Pablo Picasso’s Les Femmes d’Alger (Version “O”) is expected to fetch US$140 million when it goes on the block at Christie’s New York on Monday, May 11.
The painting will be one of several masterpieces offered in ‘Looking Forward to the Past’, a sale created in the spirit of the many curated auctions Christie’s has organized in New York and London in recent years.
This vibrantly-hued painting is the final and most highly finished work from Picasso’s 1954-55 series in which he looked back to 19th century French master Eugene Delacroix for inspiration, and in the process created a new style of painting.
Previously sold at Christie’s in 1997, as part of the legendary record-breaking sale of the Collection of Victor and Sally Ganz, Les femmes d’Alger (Version “O”) is among the first announced highlights of Looking Forward to the Past, a sale that focuses on the major artists of the 20th century and reflects a growing trend of cross-category collecting among Christie’s clients.
“From the auctioneer’s rostrum it has become clear that the many new global collectors chasing masterpieces have been waiting for an iconic Picasso to appear on the market. None is more iconic than Les femmes d’Alger. The sale on Monday 11 May promises to be a sale to remember,” said Jussi Pylkkanen, Christie’s global president.
Olivier Camu, deputy chairman, Impressionist and Modern Art, added: “Les femmes d’Alger, (Version “O”) is the culmination of a herculean project which Picasso started after Matisse’s death, in homage to his lost friend and competitor, and which over a period of two months and after nearly 100 studies on paper and 14 other paintings led to the creation of this phenomenal canvas in February 1955.
“With its packed composition, play on cubism and perspective, its violent colors, and its brilliant synthesis of Picasso’s lifelong obsessions, it is a milestone in Picasso’s oeuvre and one of his most famous masterpieces, together with Les demoiselles d’Avignon, 1907 and Guernica, 1937. One can arguably say that this is the single most important painting by Picasso to remain in private hands.
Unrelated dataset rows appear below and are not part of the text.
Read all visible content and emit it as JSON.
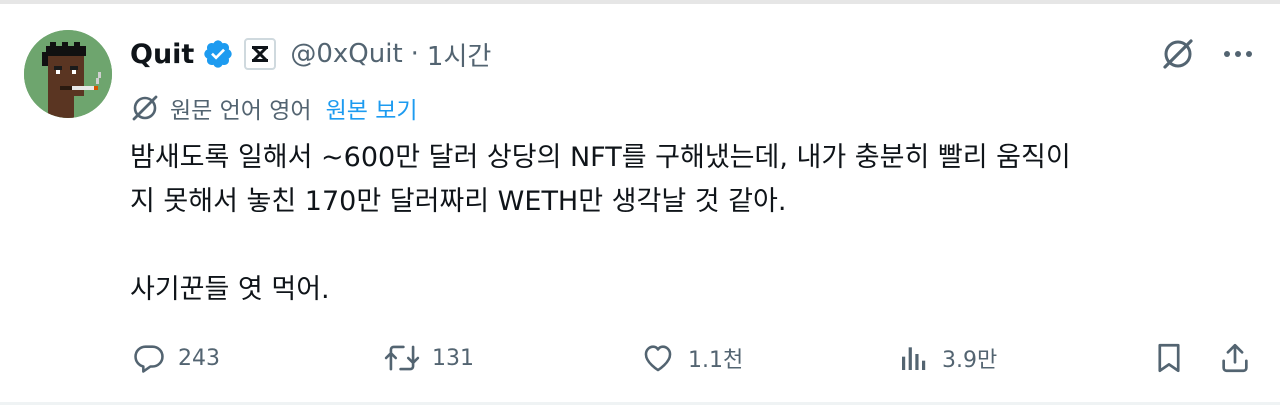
{
  "tweet": {
    "author": {
      "name": "Quit",
      "handle": "@0xQuit",
      "separator": "·",
      "time": "1시간"
    },
    "translation": {
      "label": "원문 언어 영어",
      "link": "원본 보기"
    },
    "text": "밤새도록 일해서 ~600만 달러 상당의 NFT를 구해냈는데, 내가 충분히 빨리 움직이\n지 못해서 놓친 170만 달러짜리 WETH만 생각날 것 같아.\n\n사기꾼들 엿 먹어.",
    "metrics": {
      "replies": "243",
      "reposts": "131",
      "likes": "1.1천",
      "views": "3.9만"
    }
  },
  "colors": {
    "accent": "#1d9bf0",
    "muted": "#536471",
    "text": "#0f1419",
    "avatar_bg": "#6ea56e"
  },
  "icons": [
    "verified-badge-icon",
    "affiliate-badge-icon",
    "grok-icon",
    "more-icon",
    "translate-icon",
    "reply-icon",
    "repost-icon",
    "like-icon",
    "views-icon",
    "bookmark-icon",
    "share-icon"
  ]
}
Its sale on 11 May will be a watershed moment in the market for 20th century art.”